"I waited in line for over two hours to get an autograph from them. I was the super-fan. I know what it is like to be on the other side of the rope and if you have a bad experience with a fan, it’s a bad thing. They are who makes the sport one of the fastest growing sports in the world.
“We have amazing fans in the UFC. They will wait two hours in a line. I know exactly what they are feeling because not too long ago I was in their shoes. I know what it is like to meet one of your favorite fighters. To be able to shake their hand, get an autograph, and they appreciate you. I’ll always make time for the fans because they make this thing special. It will always be my style.
“It’s totally surreal for me. I know people say it is cliché, but if you set your mind to something and believe it is possible, you can achieve it. I know that sounds corny, but I’m living proof it is possible. A few years back I was in line waiting for autographs, but I took the athletic ability I have, trained my butt off, and now I’m the one sitting at the table signing autographs.
“Someday people are going to look back on my career or at my fight record and say, ‘Remember when Schaub lost to Nogueira and Rothwell? Man that’s crazy.’ People are going to look back at those fights and see they were my launching pad to becoming a UFC champion.

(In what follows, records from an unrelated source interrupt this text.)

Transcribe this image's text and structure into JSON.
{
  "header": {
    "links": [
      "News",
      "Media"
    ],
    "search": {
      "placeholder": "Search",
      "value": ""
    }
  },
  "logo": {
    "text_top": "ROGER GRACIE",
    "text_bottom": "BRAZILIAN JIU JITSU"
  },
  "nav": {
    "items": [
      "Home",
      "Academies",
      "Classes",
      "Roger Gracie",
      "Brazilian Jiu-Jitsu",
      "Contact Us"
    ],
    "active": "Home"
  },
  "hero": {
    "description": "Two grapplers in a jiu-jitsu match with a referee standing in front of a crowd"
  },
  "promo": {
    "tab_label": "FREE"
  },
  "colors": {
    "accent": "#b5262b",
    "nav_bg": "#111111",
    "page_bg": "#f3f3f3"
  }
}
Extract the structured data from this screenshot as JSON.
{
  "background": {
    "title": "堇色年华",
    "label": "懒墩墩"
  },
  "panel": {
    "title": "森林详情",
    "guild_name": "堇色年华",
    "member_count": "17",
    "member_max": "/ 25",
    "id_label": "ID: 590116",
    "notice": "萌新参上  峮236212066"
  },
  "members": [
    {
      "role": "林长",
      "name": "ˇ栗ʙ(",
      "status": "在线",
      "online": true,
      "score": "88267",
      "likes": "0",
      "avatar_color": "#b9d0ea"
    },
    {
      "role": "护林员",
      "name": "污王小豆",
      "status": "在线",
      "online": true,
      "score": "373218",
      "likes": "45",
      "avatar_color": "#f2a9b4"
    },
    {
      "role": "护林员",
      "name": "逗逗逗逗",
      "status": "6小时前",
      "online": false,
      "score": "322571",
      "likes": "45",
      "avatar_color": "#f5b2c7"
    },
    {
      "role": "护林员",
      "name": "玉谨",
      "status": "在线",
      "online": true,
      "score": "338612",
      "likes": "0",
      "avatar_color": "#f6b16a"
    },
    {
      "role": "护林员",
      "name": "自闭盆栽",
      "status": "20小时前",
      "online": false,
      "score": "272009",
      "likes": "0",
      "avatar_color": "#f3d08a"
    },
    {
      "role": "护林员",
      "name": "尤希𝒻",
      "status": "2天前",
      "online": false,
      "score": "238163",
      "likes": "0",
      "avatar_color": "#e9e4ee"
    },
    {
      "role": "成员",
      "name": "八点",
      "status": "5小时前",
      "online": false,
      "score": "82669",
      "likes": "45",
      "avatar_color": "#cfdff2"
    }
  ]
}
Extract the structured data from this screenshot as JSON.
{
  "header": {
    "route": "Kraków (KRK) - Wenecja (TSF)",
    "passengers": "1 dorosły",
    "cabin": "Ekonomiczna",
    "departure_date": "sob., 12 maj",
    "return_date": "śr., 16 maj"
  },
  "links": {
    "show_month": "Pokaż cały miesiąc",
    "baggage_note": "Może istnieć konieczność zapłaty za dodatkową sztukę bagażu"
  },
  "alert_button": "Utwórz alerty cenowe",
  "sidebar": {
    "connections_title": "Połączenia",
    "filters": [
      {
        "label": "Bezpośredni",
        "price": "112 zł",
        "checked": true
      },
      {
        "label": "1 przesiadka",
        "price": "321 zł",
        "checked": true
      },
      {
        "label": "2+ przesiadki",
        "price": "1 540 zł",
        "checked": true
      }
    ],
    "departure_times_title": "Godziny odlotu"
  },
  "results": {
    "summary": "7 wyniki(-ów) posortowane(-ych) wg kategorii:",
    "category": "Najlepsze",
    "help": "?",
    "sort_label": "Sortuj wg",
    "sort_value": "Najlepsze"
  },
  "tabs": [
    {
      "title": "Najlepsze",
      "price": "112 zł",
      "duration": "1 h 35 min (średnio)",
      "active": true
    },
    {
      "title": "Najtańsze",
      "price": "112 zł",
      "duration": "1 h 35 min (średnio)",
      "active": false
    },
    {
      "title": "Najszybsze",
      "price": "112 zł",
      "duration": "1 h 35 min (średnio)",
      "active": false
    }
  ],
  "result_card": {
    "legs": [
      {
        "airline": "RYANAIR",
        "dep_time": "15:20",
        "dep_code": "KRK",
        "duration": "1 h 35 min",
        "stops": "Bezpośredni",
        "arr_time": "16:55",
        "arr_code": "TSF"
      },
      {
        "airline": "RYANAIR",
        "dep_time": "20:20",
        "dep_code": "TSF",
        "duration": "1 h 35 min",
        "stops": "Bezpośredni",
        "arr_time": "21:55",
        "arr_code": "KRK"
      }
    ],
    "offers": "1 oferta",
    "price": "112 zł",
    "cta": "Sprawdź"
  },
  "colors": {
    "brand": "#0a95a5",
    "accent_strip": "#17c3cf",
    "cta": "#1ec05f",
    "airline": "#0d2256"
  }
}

"I’m telling you, man, the changes I’ve made have everything clicking. I’ve taken this time to recognize the mistakes I’ve made and make the adjustments. This is going to be the launching pad to a crazy career inside the Octagon.”